The affordability index is based on three factors: median single-family home price as reported by the NWMLS, 30-year monthly mortgage rates as reported by the Federal Reserve, and estimated median household income as reported by the Washington State Office of Financial Management.
The historic standard for affordable housing is that monthly costs do not exceed 30% of one’s income. Therefore, the formula for the affordability index is as follows:
Here’s a look at King County’s affordability index over the last 20 years (as far back as the median price data from the NWMLS is available):
I’ve also added a line on the chart to show where affordability would be today if we had a more sane mortgage interest rate of six percent. As you can see, with April’s spike in the median price we’ve backed off of the record high affordability levels that we saw in Q4 and Q1, but we’re still sitting at a near-high, and even if rates were to shoot up to six percent overnight (which isn’t going to happen), we would still be close to 100.
Next, let’s have a look at the “affordable home” price chart. In this graph I flip the variables in the affordability index calculation around to other sides of the equation to calculate what price home the median household income could afford to buy if they put 20% down and spent 30% of their monthly income.

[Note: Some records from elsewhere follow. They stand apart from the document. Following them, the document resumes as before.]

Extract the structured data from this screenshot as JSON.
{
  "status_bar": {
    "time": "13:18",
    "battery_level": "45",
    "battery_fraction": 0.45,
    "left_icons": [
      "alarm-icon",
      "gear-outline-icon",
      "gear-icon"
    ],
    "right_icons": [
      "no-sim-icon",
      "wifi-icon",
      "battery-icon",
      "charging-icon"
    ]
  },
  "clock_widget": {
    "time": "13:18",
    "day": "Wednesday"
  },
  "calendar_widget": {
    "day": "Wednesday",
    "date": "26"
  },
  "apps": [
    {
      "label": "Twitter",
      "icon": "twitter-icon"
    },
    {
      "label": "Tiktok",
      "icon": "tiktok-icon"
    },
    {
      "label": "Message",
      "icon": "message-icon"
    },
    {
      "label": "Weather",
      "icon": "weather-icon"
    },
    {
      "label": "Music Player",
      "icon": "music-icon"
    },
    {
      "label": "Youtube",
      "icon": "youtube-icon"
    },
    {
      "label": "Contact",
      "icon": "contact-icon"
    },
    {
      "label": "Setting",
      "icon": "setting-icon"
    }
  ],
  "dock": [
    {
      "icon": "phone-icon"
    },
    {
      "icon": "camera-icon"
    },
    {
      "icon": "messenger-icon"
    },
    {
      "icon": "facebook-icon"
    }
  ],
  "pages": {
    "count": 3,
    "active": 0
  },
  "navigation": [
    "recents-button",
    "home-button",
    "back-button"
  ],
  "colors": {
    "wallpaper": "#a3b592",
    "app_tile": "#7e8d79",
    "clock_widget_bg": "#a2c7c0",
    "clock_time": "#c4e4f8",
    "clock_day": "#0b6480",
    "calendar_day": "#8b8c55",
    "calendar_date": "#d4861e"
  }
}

Even with the big spike in the median price in April, the affordable home price is still sitting nearly $80,000 above the current median price. In other words, the median household income can afford to purchase a home 22% more expensive than the current median price of homes that are selling. Not bad.
Finally, let’s flip the numbers around one more time to calculate the household income required to make the median-priced home affordable, and compare that to actual median household incomes.
As of April, a household would need to earn $54,402 a year to be able to afford the median-priced $360,000 home in King County. Meanwhile, the actual median household income is around $66,000.
I’d say that overall the affordability picture still looks quite good. I don’t think I’m going out on a limb to suggest that this is a large part of what’s driving the mini-frenzy of buying we’ve been seeing this spring. High affordability + low inventory = good deals but a frustrating buying experience.